(Data records for software interfaces)
--

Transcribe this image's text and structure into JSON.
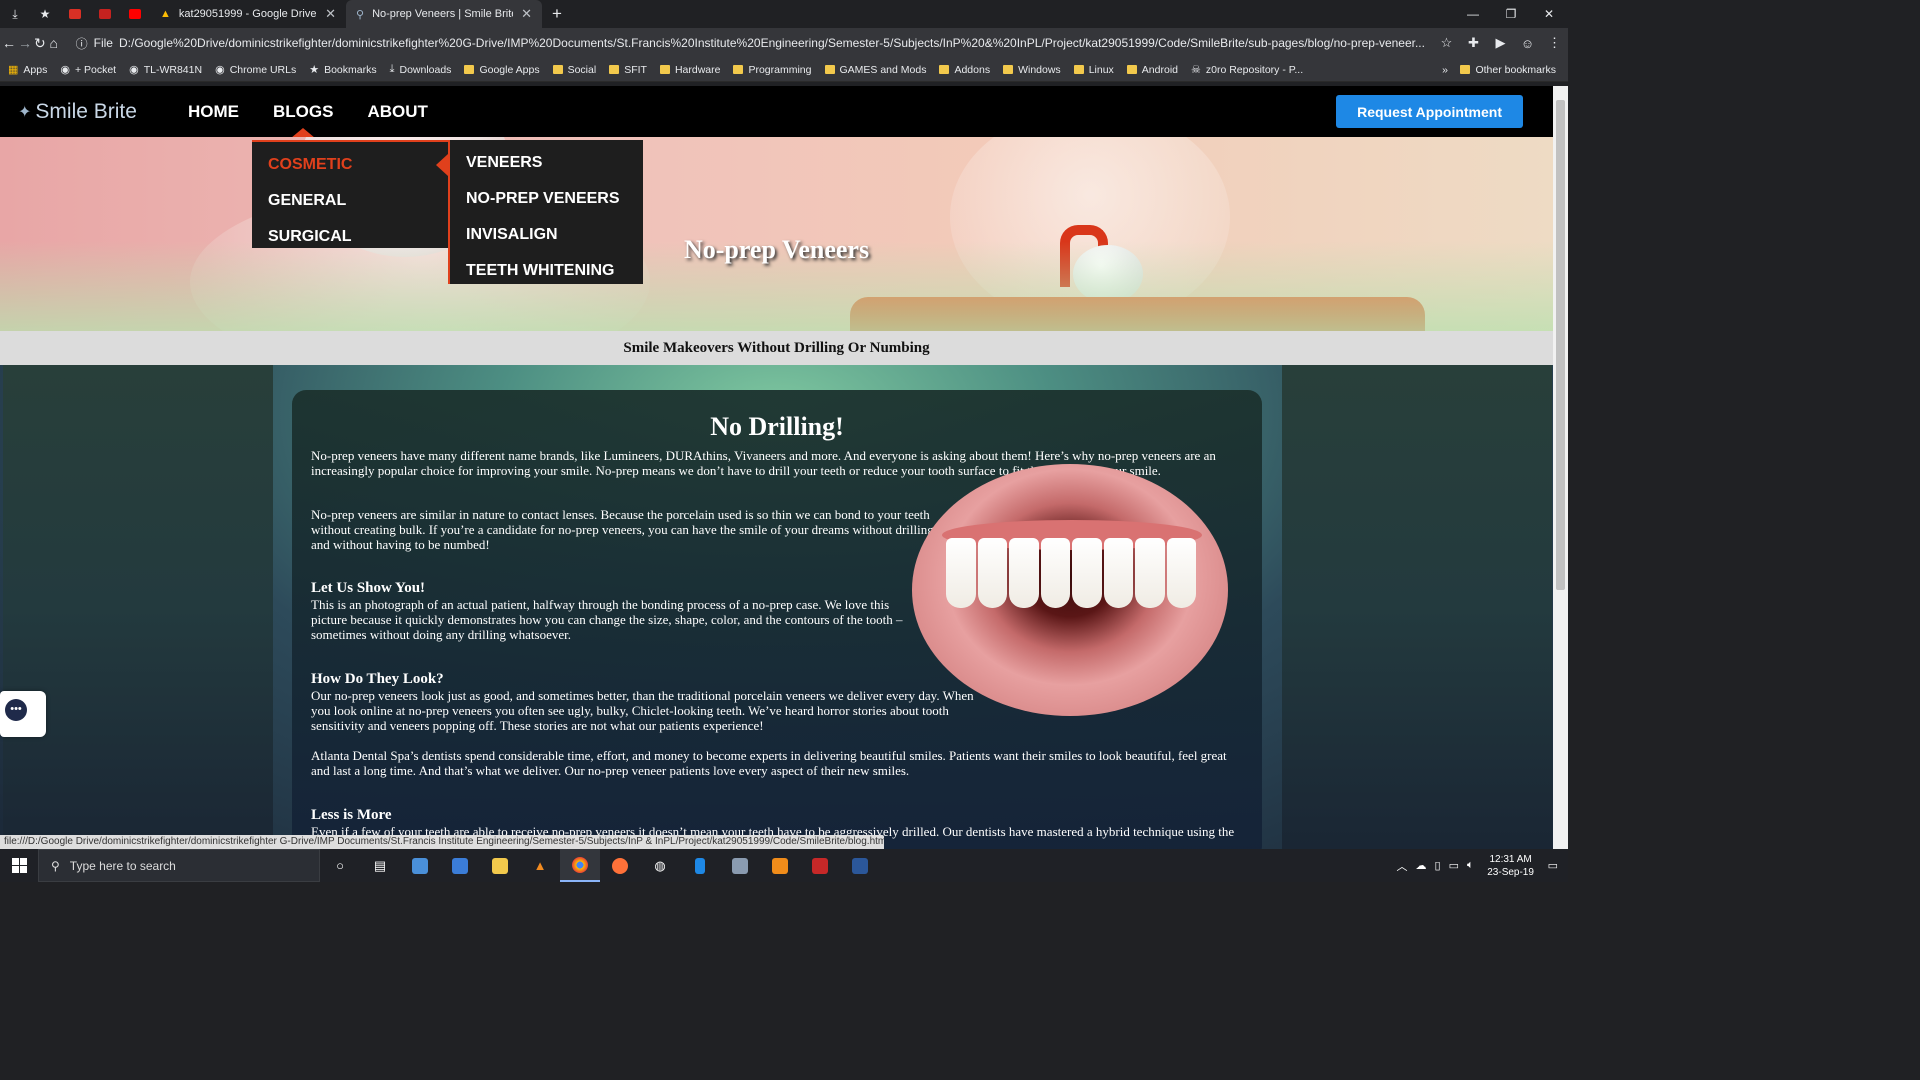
{
  "browser": {
    "tabs": [
      {
        "title": "kat29051999 - Google Drive",
        "favicon": "google-drive-icon"
      },
      {
        "title": "No-prep Veneers | Smile Brite",
        "favicon": "tooth-icon"
      }
    ],
    "address_scheme": "File",
    "url": "D:/Google%20Drive/dominicstrikefighter/dominicstrikefighter%20G-Drive/IMP%20Documents/St.Francis%20Institute%20Engineering/Semester-5/Subjects/InP%20&%20InPL/Project/kat29051999/Code/SmileBrite/sub-pages/blog/no-prep-veneer...",
    "bookmarks": [
      "Apps",
      "+ Pocket",
      "TL-WR841N",
      "Chrome URLs",
      "Bookmarks",
      "Downloads",
      "Google Apps",
      "Social",
      "SFIT",
      "Hardware",
      "Programming",
      "GAMES and Mods",
      "Addons",
      "Windows",
      "Linux",
      "Android",
      "z0ro Repository - P..."
    ],
    "bookmarks_more": "»",
    "other_bookmarks": "Other bookmarks",
    "status_url": "file:///D:/Google Drive/dominicstrikefighter/dominicstrikefighter G-Drive/IMP Documents/St.Francis Institute Engineering/Semester-5/Subjects/InP & InPL/Project/kat29051999/Code/SmileBrite/blog.html"
  },
  "site": {
    "logo": "Smile Brite",
    "nav": [
      "HOME",
      "BLOGS",
      "ABOUT"
    ],
    "cta": "Request Appointment",
    "blog_menu": [
      "COSMETIC",
      "GENERAL",
      "SURGICAL"
    ],
    "cosmetic_menu": [
      "VENEERS",
      "NO-PREP VENEERS",
      "INVISALIGN",
      "TEETH WHITENING"
    ],
    "hero_title": "No-prep Veneers",
    "subtitle": "Smile Makeovers Without Drilling Or Numbing",
    "accent_color": "#e0401c",
    "cta_color": "#1e88e5"
  },
  "article": {
    "heading": "No Drilling!",
    "p1": "No-prep veneers have many different name brands, like Lumineers, DURAthins, Vivaneers and more. And everyone is asking about them! Here’s why no-prep veneers are an increasingly popular choice for improving your smile. No-prep means we don’t have to drill your teeth or reduce your tooth surface to fit the veneers to your smile.",
    "p2": "No-prep veneers are similar in nature to contact lenses. Because the porcelain used is so thin we can bond to your teeth without creating bulk. If you’re a candidate for no-prep veneers, you can have the smile of your dreams without drilling and without having to be numbed!",
    "h_show": "Let Us Show You!",
    "p3": "This is an photograph of an actual patient, halfway through the bonding process of a no-prep case. We love this picture because it quickly demonstrates how you can change the size, shape, color, and the contours of the tooth – sometimes without doing any drilling whatsoever.",
    "h_look": "How Do They Look?",
    "p4": "Our no-prep veneers look just as good, and sometimes better, than the traditional porcelain veneers we deliver every day. When you look online at no-prep veneers you often see ugly, bulky, Chiclet-looking teeth. We’ve heard horror stories about tooth sensitivity and veneers popping off. These stories are not what our patients experience!",
    "p5": "Atlanta Dental Spa’s dentists spend considerable time, effort, and money to become experts in delivering beautiful smiles. Patients want their smiles to look beautiful, feel great and last a long time. And that’s what we deliver. Our no-prep veneer patients love every aspect of their new smiles.",
    "h_less": "Less is More",
    "p6": "Even if a few of your teeth are able to receive no-prep veneers it doesn’t mean your teeth have to be aggressively drilled. Our dentists have mastered a hybrid technique using the ...ome that are completely no-prep"
  },
  "taskbar": {
    "search_placeholder": "Type here to search",
    "time": "12:31 AM",
    "date": "23-Sep-19"
  }
}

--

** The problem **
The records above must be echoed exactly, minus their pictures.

** Task answer **
Transcribe this image's text and structure into JSON.
{
  "browser": {
    "tabs": [
      {
        "title": "kat29051999 - Google Drive",
        "favicon": "google-drive-icon"
      },
      {
        "title": "No-prep Veneers | Smile Brite",
        "favicon": "tooth-icon"
      }
    ],
    "address_scheme": "File",
    "url": "D:/Google%20Drive/dominicstrikefighter/dominicstrikefighter%20G-Drive/IMP%20Documents/St.Francis%20Institute%20Engineering/Semester-5/Subjects/InP%20&%20InPL/Project/kat29051999/Code/SmileBrite/sub-pages/blog/no-prep-veneer...",
    "bookmarks": [
      "Apps",
      "+ Pocket",
      "TL-WR841N",
      "Chrome URLs",
      "Bookmarks",
      "Downloads",
      "Google Apps",
      "Social",
      "SFIT",
      "Hardware",
      "Programming",
      "GAMES and Mods",
      "Addons",
      "Windows",
      "Linux",
      "Android",
      "z0ro Repository - P..."
    ],
    "bookmarks_more": "»",
    "other_bookmarks": "Other bookmarks",
    "status_url": "file:///D:/Google Drive/dominicstrikefighter/dominicstrikefighter G-Drive/IMP Documents/St.Francis Institute Engineering/Semester-5/Subjects/InP & InPL/Project/kat29051999/Code/SmileBrite/blog.html"
  },
  "site": {
    "logo": "Smile Brite",
    "nav": [
      "HOME",
      "BLOGS",
      "ABOUT"
    ],
    "cta": "Request Appointment",
    "blog_menu": [
      "COSMETIC",
      "GENERAL",
      "SURGICAL"
    ],
    "cosmetic_menu": [
      "VENEERS",
      "NO-PREP VENEERS",
      "INVISALIGN",
      "TEETH WHITENING"
    ],
    "hero_title": "No-prep Veneers",
    "subtitle": "Smile Makeovers Without Drilling Or Numbing",
    "accent_color": "#e0401c",
    "cta_color": "#1e88e5"
  },
  "article": {
    "heading": "No Drilling!",
    "p1": "No-prep veneers have many different name brands, like Lumineers, DURAthins, Vivaneers and more. And everyone is asking about them! Here’s why no-prep veneers are an increasingly popular choice for improving your smile. No-prep means we don’t have to drill your teeth or reduce your tooth surface to fit the veneers to your smile.",
    "p2": "No-prep veneers are similar in nature to contact lenses. Because the porcelain used is so thin we can bond to your teeth without creating bulk. If you’re a candidate for no-prep veneers, you can have the smile of your dreams without drilling and without having to be numbed!",
    "h_show": "Let Us Show You!",
    "p3": "This is an photograph of an actual patient, halfway through the bonding process of a no-prep case. We love this picture because it quickly demonstrates how you can change the size, shape, color, and the contours of the tooth – sometimes without doing any drilling whatsoever.",
    "h_look": "How Do They Look?",
    "p4": "Our no-prep veneers look just as good, and sometimes better, than the traditional porcelain veneers we deliver every day. When you look online at no-prep veneers you often see ugly, bulky, Chiclet-looking teeth. We’ve heard horror stories about tooth sensitivity and veneers popping off. These stories are not what our patients experience!",
    "p5": "Atlanta Dental Spa’s dentists spend considerable time, effort, and money to become experts in delivering beautiful smiles. Patients want their smiles to look beautiful, feel great and last a long time. And that’s what we deliver. Our no-prep veneer patients love every aspect of their new smiles.",
    "h_less": "Less is More",
    "p6": "Even if a few of your teeth are able to receive no-prep veneers it doesn’t mean your teeth have to be aggressively drilled. Our dentists have mastered a hybrid technique using the ...ome that are completely no-prep"
  },
  "taskbar": {
    "search_placeholder": "Type here to search",
    "time": "12:31 AM",
    "date": "23-Sep-19"
  }
}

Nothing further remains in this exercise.